I love to see all the appeal letters you are sending to my wife and me. It shows that nonprofits understand that donors want to make a difference, especially during a crisis! Just this summer, 18 appeal letters from 14 different organizations hit our mailbox.
But…Not all appeal letters are created equal. Let me tell you about a fundraising fail and an absolutely fabulous appeal letter, both from good nonprofits. Click To Tweet
Fail: Because Donors’ Names Matter
Doctors Without Borders does magnificent work, and Rona and I have supported them in the past. Their appeal letter was stuffed with good elements that should have made it a winner, including:
- A heartwarming story about one particular child
- Color photos of that child before and after being helped
- A card that doctors actually use to measure whether or not a child is malnourished–making the impact tangible
- A postscript that made the need to give more urgent
- Service to the donor in the form of a Covid-19 update and a newsletter
- A premium for the donor: a notepad with the organization’s logo on every page
When I say stuffed, I mean stuffed! It was a thick envelope.
So, what went wrong?
The less important fail was that the envelope was blank white, without even the name of the sender, let alone anything that would make us want to open it and see what’s inside. (Maybe they thought the sheer bulk would pique our curiosity.)
The key reason I consider this appeal letter a fail–and a missed opportunity–is how they handled the donor’s name.
Through the window envelope (which is already an impersonal package), we could see the message was addressed to “Rona J.S.” Yes, those are the correct middle initials.
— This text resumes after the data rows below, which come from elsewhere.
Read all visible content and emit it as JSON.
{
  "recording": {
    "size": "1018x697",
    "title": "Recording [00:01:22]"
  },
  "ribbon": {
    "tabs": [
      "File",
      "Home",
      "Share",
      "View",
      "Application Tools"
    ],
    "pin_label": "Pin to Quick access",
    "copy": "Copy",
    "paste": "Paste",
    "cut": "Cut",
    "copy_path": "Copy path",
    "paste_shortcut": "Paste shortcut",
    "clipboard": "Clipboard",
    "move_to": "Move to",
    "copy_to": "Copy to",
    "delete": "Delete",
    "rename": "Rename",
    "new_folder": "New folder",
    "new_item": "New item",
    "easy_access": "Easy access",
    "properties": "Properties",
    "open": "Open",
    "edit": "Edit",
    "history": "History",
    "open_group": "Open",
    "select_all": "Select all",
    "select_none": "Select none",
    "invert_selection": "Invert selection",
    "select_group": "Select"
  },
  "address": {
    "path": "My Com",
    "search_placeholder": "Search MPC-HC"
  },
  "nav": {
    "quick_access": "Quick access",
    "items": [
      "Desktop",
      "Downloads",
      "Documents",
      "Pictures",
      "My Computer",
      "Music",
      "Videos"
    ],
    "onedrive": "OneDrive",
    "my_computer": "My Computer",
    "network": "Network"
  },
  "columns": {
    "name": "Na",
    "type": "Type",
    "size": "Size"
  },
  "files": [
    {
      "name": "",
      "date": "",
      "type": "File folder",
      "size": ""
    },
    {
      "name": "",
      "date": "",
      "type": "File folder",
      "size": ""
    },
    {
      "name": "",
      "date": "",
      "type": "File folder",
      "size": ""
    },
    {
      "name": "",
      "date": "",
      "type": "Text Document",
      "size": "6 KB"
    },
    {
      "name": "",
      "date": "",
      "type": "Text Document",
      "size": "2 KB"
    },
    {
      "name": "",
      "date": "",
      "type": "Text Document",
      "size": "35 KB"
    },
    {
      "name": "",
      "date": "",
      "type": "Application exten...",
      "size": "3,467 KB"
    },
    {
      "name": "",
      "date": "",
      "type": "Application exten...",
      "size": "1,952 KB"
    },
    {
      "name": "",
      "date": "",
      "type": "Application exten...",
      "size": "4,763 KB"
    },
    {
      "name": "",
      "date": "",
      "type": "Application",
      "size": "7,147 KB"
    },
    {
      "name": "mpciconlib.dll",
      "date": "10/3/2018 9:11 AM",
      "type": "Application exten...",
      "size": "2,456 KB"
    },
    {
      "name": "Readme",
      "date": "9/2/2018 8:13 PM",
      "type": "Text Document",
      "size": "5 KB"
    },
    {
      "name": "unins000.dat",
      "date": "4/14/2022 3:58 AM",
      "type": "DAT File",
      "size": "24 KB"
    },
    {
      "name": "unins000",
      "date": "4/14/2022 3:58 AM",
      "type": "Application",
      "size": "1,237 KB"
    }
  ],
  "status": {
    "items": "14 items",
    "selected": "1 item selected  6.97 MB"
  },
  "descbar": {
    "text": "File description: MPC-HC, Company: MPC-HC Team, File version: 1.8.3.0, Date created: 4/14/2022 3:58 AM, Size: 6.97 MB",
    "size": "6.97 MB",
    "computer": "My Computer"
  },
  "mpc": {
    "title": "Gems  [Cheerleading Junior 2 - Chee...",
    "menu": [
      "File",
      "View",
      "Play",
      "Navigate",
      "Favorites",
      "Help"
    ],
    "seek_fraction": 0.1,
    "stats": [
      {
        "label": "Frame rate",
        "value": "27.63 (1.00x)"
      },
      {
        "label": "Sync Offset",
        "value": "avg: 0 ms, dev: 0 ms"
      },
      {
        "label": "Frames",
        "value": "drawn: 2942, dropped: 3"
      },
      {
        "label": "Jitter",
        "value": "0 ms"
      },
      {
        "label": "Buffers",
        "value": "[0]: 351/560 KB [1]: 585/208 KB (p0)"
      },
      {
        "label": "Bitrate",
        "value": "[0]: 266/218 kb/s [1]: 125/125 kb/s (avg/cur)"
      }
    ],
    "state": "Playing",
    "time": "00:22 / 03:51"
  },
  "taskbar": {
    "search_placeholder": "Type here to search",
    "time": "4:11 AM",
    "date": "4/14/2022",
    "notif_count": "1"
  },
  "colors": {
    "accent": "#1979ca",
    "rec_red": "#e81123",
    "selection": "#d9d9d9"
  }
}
But why in the world would you leave off the last name?
Inside, the salutation of the letter was “Dear Friend.” How friendly is Rona going to feel when you get her name wrong on the outside and don’t use it at all on the inside (except on the donation slip, which she’s only going to see if she decides to give you money)?
You don’t know my name and you call me your friend? What do you think this is: Facebook? -Rona Fischman
Yes, the Fischmans may still give to Doctors Without Borders–but it will be in spite of their appeal letter, not because of it.
Please don’t make it harder for your donors to stay loyal. Get their names right.
The Greater Boston Food Bank starts getting it right with the envelope. The picture says without words, “back to school time for kids.” The text on the envelope tells you the problem–and because you’re looking at that child, you care.
Inside, they use a version of the same photo, with the caption:
When children are hungry, they can’t focus on studies. Together, we can help.
Usually I advise nonprofits to use more “you” than “we” in their fundraising, to make the donor the hero of the story. Being self-centered instead of donor-centered is a classic way to fail at fundraising.
In this appeal letter, though, they’re using “we” the right way: not we at the organization vs. you, the donor. We, meaning both of us together: the Fischmans and GBFB.
What else did this organization do well in its appeal letter?
They got Rona’s name right.
They told the story of a parent who’s worried about feeding his children.
They included a bookmark with a cute quotation form Dr. Seuss…and on the back, spaces to record “Ten Awesome Books I Read This Year.” (Because the donors may have children we love, and thinking about them will make us more likely to give.)
You should shamelessly steal ideas from the Greater Boston Food Bank and other nonprofits who are raising a lot of money in the summer of this very strange year. You can make your appeal letters work so well, they’ll be…
Leonard Buckle says
Excellent description of just how I feel when I read the envelopes in the incoming mail. The dear friend letters get the greased skids toward the trash.
Dennis Fischman says
Nonprofits, please take note! (Thank you, Professor Buckle.)